> [Task goal]:
Which lines of the entries below include "JSON"? List them all.

> [Source data]:
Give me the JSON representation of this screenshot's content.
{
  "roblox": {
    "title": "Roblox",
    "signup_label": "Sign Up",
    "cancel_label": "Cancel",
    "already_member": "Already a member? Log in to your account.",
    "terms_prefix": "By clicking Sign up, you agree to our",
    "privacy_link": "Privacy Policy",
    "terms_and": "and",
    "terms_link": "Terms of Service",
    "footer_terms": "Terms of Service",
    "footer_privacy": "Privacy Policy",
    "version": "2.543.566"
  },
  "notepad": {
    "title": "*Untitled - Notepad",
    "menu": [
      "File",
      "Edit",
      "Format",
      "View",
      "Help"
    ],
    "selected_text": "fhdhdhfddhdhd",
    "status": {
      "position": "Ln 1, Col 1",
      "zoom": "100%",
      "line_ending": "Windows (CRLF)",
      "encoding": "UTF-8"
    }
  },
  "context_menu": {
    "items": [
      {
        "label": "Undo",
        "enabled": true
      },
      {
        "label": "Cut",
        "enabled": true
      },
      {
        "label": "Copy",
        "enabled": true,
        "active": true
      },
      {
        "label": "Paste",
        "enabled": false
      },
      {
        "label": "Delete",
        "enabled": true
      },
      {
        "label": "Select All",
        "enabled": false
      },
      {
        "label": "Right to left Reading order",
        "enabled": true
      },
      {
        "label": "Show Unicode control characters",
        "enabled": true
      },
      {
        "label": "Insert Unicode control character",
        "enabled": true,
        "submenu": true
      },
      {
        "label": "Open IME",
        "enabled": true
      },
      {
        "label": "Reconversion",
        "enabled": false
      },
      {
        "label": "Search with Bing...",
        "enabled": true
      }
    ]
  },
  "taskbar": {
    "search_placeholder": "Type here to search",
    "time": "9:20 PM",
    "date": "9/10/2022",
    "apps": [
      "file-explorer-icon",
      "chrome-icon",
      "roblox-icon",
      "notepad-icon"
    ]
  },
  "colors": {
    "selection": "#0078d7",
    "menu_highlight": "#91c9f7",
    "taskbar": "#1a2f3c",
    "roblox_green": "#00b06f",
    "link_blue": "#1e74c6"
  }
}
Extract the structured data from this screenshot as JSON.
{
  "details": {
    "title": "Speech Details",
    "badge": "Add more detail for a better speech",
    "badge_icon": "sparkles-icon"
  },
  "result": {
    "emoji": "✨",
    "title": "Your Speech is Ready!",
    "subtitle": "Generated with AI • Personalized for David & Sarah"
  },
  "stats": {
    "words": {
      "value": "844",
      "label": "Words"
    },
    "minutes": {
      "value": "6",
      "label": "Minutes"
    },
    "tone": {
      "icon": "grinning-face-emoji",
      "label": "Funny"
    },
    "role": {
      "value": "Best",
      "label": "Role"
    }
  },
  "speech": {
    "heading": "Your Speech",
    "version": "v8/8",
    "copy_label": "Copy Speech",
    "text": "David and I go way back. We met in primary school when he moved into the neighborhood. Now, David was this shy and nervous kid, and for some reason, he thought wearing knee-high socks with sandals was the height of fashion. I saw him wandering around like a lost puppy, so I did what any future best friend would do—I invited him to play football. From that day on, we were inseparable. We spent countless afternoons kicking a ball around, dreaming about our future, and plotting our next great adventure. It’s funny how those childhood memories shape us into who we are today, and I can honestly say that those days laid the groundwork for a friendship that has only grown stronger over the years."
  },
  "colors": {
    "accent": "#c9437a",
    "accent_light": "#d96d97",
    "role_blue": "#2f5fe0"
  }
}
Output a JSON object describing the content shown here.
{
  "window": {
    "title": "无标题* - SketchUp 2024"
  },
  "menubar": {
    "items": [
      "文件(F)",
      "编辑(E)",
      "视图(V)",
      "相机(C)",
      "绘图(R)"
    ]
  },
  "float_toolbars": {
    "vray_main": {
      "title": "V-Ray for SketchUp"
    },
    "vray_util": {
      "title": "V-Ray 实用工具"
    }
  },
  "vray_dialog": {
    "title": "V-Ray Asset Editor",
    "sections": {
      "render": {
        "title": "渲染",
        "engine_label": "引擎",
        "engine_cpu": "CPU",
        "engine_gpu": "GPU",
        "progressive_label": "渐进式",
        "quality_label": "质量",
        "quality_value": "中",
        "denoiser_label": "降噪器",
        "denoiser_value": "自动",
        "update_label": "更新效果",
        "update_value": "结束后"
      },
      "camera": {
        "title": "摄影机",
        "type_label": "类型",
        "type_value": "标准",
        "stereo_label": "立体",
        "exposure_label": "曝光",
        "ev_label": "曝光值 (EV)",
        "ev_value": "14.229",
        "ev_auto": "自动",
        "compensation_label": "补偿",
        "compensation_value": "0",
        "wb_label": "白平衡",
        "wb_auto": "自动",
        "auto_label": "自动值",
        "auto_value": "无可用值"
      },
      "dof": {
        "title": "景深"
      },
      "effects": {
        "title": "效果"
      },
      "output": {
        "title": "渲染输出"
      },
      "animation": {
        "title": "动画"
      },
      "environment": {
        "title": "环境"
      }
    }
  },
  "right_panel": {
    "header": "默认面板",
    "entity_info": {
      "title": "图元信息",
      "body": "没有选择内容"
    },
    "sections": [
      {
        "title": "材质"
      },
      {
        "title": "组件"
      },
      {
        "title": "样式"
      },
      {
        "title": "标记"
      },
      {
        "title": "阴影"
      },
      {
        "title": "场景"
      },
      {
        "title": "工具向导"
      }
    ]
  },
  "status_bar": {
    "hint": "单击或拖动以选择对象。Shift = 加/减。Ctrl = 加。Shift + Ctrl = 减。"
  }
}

> [Answer]:
Give me the JSON representation of this screenshot's content.
Extract the structured data from this screenshot as JSON.
Output a JSON object describing the content shown here.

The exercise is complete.